===== Materials provided =====
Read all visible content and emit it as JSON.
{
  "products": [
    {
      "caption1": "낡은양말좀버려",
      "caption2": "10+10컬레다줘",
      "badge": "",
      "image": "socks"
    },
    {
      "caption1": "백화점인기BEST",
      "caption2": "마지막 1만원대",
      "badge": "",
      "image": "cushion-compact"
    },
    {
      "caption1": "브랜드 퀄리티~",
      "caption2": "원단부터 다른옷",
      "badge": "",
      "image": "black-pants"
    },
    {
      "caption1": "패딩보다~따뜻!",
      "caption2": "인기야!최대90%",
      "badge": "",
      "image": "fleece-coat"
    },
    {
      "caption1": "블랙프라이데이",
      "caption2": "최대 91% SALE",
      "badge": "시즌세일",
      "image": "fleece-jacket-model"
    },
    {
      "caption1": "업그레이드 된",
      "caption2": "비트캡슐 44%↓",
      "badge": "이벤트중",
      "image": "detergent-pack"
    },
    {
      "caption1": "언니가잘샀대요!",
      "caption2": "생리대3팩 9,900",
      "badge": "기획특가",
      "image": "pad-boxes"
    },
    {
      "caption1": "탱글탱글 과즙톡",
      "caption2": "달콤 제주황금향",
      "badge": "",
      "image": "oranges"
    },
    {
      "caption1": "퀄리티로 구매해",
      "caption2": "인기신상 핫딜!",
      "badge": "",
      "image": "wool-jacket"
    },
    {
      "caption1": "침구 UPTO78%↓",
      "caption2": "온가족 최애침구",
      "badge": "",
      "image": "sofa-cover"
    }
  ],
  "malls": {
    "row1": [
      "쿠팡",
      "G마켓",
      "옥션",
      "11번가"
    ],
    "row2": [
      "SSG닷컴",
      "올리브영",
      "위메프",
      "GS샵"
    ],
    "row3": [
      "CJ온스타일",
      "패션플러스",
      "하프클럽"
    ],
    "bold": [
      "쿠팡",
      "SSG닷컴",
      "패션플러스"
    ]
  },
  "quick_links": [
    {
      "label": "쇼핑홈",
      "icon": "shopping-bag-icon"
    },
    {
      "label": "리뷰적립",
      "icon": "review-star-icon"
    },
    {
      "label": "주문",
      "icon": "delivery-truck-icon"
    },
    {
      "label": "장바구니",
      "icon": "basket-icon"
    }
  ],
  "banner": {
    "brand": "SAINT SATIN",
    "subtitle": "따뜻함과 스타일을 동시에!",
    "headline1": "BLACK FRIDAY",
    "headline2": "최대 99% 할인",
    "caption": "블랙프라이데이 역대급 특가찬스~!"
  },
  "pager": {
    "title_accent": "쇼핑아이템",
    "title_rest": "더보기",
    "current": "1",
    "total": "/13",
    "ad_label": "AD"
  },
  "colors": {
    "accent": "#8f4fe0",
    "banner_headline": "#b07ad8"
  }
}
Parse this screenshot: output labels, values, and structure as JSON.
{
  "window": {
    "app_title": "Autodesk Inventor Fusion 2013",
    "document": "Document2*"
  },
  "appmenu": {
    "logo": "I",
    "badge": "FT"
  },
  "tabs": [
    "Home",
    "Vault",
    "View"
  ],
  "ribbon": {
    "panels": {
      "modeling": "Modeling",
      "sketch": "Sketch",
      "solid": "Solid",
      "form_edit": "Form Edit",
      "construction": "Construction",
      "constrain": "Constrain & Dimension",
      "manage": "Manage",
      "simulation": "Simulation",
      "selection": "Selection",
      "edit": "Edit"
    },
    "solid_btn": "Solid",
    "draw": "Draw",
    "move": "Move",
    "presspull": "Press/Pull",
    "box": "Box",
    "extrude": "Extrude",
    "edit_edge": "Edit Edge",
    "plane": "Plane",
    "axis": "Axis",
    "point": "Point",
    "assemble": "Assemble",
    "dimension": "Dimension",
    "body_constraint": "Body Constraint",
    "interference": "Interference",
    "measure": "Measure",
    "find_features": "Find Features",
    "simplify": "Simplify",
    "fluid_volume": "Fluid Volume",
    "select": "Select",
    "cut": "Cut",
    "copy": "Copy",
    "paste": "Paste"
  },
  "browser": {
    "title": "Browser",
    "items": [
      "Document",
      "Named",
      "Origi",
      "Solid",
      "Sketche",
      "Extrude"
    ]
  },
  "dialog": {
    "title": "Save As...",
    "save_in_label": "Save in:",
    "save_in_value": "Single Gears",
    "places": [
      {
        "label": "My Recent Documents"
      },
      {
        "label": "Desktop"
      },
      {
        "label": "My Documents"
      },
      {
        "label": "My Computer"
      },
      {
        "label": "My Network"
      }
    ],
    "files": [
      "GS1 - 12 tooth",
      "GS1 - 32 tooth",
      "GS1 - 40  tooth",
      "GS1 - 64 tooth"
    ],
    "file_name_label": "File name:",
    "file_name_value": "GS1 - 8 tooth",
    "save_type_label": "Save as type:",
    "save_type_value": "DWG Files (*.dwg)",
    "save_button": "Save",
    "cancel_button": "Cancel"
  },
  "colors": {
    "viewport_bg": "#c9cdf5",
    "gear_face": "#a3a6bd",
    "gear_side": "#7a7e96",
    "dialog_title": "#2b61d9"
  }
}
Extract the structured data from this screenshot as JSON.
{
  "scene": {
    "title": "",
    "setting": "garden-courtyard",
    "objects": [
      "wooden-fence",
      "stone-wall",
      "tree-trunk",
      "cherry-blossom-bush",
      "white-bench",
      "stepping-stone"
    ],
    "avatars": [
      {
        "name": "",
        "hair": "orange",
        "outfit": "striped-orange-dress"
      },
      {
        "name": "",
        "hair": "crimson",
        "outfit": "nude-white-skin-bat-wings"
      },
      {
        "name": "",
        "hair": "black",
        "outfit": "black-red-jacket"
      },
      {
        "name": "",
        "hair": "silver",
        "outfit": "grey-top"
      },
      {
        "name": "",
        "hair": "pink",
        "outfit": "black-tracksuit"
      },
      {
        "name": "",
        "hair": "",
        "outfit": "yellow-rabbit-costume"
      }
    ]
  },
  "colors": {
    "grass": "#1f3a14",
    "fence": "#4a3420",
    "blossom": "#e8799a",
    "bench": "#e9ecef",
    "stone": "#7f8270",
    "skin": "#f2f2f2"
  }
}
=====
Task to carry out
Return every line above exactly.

Completed task
Read all visible content and emit it as JSON.
{
  "products": [
    {
      "caption1": "낡은양말좀버려",
      "caption2": "10+10컬레다줘",
      "badge": "",
      "image": "socks"
    },
    {
      "caption1": "백화점인기BEST",
      "caption2": "마지막 1만원대",
      "badge": "",
      "image": "cushion-compact"
    },
    {
      "caption1": "브랜드 퀄리티~",
      "caption2": "원단부터 다른옷",
      "badge": "",
      "image": "black-pants"
    },
    {
      "caption1": "패딩보다~따뜻!",
      "caption2": "인기야!최대90%",
      "badge": "",
      "image": "fleece-coat"
    },
    {
      "caption1": "블랙프라이데이",
      "caption2": "최대 91% SALE",
      "badge": "시즌세일",
      "image": "fleece-jacket-model"
    },
    {
      "caption1": "업그레이드 된",
      "caption2": "비트캡슐 44%↓",
      "badge": "이벤트중",
      "image": "detergent-pack"
    },
    {
      "caption1": "언니가잘샀대요!",
      "caption2": "생리대3팩 9,900",
      "badge": "기획특가",
      "image": "pad-boxes"
    },
    {
      "caption1": "탱글탱글 과즙톡",
      "caption2": "달콤 제주황금향",
      "badge": "",
      "image": "oranges"
    },
    {
      "caption1": "퀄리티로 구매해",
      "caption2": "인기신상 핫딜!",
      "badge": "",
      "image": "wool-jacket"
    },
    {
      "caption1": "침구 UPTO78%↓",
      "caption2": "온가족 최애침구",
      "badge": "",
      "image": "sofa-cover"
    }
  ],
  "malls": {
    "row1": [
      "쿠팡",
      "G마켓",
      "옥션",
      "11번가"
    ],
    "row2": [
      "SSG닷컴",
      "올리브영",
      "위메프",
      "GS샵"
    ],
    "row3": [
      "CJ온스타일",
      "패션플러스",
      "하프클럽"
    ],
    "bold": [
      "쿠팡",
      "SSG닷컴",
      "패션플러스"
    ]
  },
  "quick_links": [
    {
      "label": "쇼핑홈",
      "icon": "shopping-bag-icon"
    },
    {
      "label": "리뷰적립",
      "icon": "review-star-icon"
    },
    {
      "label": "주문",
      "icon": "delivery-truck-icon"
    },
    {
      "label": "장바구니",
      "icon": "basket-icon"
    }
  ],
  "banner": {
    "brand": "SAINT SATIN",
    "subtitle": "따뜻함과 스타일을 동시에!",
    "headline1": "BLACK FRIDAY",
    "headline2": "최대 99% 할인",
    "caption": "블랙프라이데이 역대급 특가찬스~!"
  },
  "pager": {
    "title_accent": "쇼핑아이템",
    "title_rest": "더보기",
    "current": "1",
    "total": "/13",
    "ad_label": "AD"
  },
  "colors": {
    "accent": "#8f4fe0",
    "banner_headline": "#b07ad8"
  }
}
Parse this screenshot: output labels, values, and structure as JSON.
{
  "window": {
    "app_title": "Autodesk Inventor Fusion 2013",
    "document": "Document2*"
  },
  "appmenu": {
    "logo": "I",
    "badge": "FT"
  },
  "tabs": [
    "Home",
    "Vault",
    "View"
  ],
  "ribbon": {
    "panels": {
      "modeling": "Modeling",
      "sketch": "Sketch",
      "solid": "Solid",
      "form_edit": "Form Edit",
      "construction": "Construction",
      "constrain": "Constrain & Dimension",
      "manage": "Manage",
      "simulation": "Simulation",
      "selection": "Selection",
      "edit": "Edit"
    },
    "solid_btn": "Solid",
    "draw": "Draw",
    "move": "Move",
    "presspull": "Press/Pull",
    "box": "Box",
    "extrude": "Extrude",
    "edit_edge": "Edit Edge",
    "plane": "Plane",
    "axis": "Axis",
    "point": "Point",
    "assemble": "Assemble",
    "dimension": "Dimension",
    "body_constraint": "Body Constraint",
    "interference": "Interference",
    "measure": "Measure",
    "find_features": "Find Features",
    "simplify": "Simplify",
    "fluid_volume": "Fluid Volume",
    "select": "Select",
    "cut": "Cut",
    "copy": "Copy",
    "paste": "Paste"
  },
  "browser": {
    "title": "Browser",
    "items": [
      "Document",
      "Named",
      "Origi",
      "Solid",
      "Sketche",
      "Extrude"
    ]
  },
  "dialog": {
    "title": "Save As...",
    "save_in_label": "Save in:",
    "save_in_value": "Single Gears",
    "places": [
      {
        "label": "My Recent Documents"
      },
      {
        "label": "Desktop"
      },
      {
        "label": "My Documents"
      },
      {
        "label": "My Computer"
      },
      {
        "label": "My Network"
      }
    ],
    "files": [
      "GS1 - 12 tooth",
      "GS1 - 32 tooth",
      "GS1 - 40  tooth",
      "GS1 - 64 tooth"
    ],
    "file_name_label": "File name:",
    "file_name_value": "GS1 - 8 tooth",
    "save_type_label": "Save as type:",
    "save_type_value": "DWG Files (*.dwg)",
    "save_button": "Save",
    "cancel_button": "Cancel"
  },
  "colors": {
    "viewport_bg": "#c9cdf5",
    "gear_face": "#a3a6bd",
    "gear_side": "#7a7e96",
    "dialog_title": "#2b61d9"
  }
}
Extract the structured data from this screenshot as JSON.
{
  "scene": {
    "title": "",
    "setting": "garden-courtyard",
    "objects": [
      "wooden-fence",
      "stone-wall",
      "tree-trunk",
      "cherry-blossom-bush",
      "white-bench",
      "stepping-stone"
    ],
    "avatars": [
      {
        "name": "",
        "hair": "orange",
        "outfit": "striped-orange-dress"
      },
      {
        "name": "",
        "hair": "crimson",
        "outfit": "nude-white-skin-bat-wings"
      },
      {
        "name": "",
        "hair": "black",
        "outfit": "black-red-jacket"
      },
      {
        "name": "",
        "hair": "silver",
        "outfit": "grey-top"
      },
      {
        "name": "",
        "hair": "pink",
        "outfit": "black-tracksuit"
      },
      {
        "name": "",
        "hair": "",
        "outfit": "yellow-rabbit-costume"
      }
    ]
  },
  "colors": {
    "grass": "#1f3a14",
    "fence": "#4a3420",
    "blossom": "#e8799a",
    "bench": "#e9ecef",
    "stone": "#7f8270",
    "skin": "#f2f2f2"
  }
}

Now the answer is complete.